As you probably have heard, hydroxycut has been taken off the market. On April 30th the FDA warned consumers to immediately stop using all 14 Hydroxycut products. This comes after the FDA compiled a report detailing 23 complaints of serious liver problems ranging from jaundice to liver failure requiring transplant. In one case, a 19-year-old died as a result of the associated liver damage. The manufacturers of Hydroxycut (Iovate Health Sciences) has since recalled all Hydroxycut products from retailers nationwide.
The Dietary Supplement Health and Education Act, or DSHEA, was brought into law the in 1990s under the Clinton administration. Most dangerously, it allows dietary supplements to enter the over-the-counter market without any formal review by the FDA. It even limits the FDA’s power to ensure honest advertising; that duty is delegated the Federal Trade Commission. So despite that 8 pt font statement that “these claims have not been evaluated by the FDA” that’s onscreen when a dietary drug claims it’s a panacea, the FDA doesn’t even yield the power to sue the manufacturers who mislead a gullible consumer base via their the supplement’s advertising. Many Americans would be shocked to know of how little regulatory power the FDA has over the dietary supplement market.

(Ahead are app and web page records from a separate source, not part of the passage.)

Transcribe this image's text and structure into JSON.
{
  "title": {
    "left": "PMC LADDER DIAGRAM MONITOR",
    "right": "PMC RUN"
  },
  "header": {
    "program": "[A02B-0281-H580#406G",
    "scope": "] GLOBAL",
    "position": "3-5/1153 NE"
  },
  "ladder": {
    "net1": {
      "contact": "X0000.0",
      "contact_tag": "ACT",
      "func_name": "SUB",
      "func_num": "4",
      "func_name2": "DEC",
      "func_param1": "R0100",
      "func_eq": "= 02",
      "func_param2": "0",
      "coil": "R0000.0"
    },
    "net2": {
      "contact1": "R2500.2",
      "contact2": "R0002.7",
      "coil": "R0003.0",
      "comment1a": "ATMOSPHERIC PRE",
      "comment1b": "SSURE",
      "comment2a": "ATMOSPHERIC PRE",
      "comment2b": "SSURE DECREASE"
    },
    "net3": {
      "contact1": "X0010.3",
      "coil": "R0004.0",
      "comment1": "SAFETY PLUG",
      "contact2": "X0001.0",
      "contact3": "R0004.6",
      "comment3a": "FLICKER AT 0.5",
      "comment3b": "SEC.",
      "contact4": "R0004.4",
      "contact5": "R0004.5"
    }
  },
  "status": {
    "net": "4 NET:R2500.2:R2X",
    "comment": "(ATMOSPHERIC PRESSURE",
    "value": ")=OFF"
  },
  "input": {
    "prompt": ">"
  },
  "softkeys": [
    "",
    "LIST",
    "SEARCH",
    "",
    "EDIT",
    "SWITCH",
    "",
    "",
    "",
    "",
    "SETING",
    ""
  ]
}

Without formal testing of these products, the dangerous propensity of certain dietary ingredients is usually not found until after enough deaths or injuries have occurred to make such a causal link. This could take years, as is the case with Hydroxycut and Ephedrine (now only legal for limited uses).
Some call it a cycle, and would expect another product in the near future to take Hydroxycut’s place in the market. Without change, this product will be untested and unproven. Now is the time for Congress to take action to amend the DSHEA. In the least, the FDA must be given the authority to more closely monitor and regulate the dietary supplement industry.
For more information, see this article. It gives more frightening details into how this latest recall is unfolding. As George Blackburn, M.D., Ph.D. states, "Every time we put a lid on it, as we did when we got rid of ephedra, now comes another round of adulterated products," he said. "Now with Hydroxycut, we have the same type of organ injury and illness, if not mortality, that comes from some unknown ingredient."
Patients should always tell their doctors of any supplements they are taking even if it is not known to be dangerous, because known injury may occur when combined with certain prescription medicines.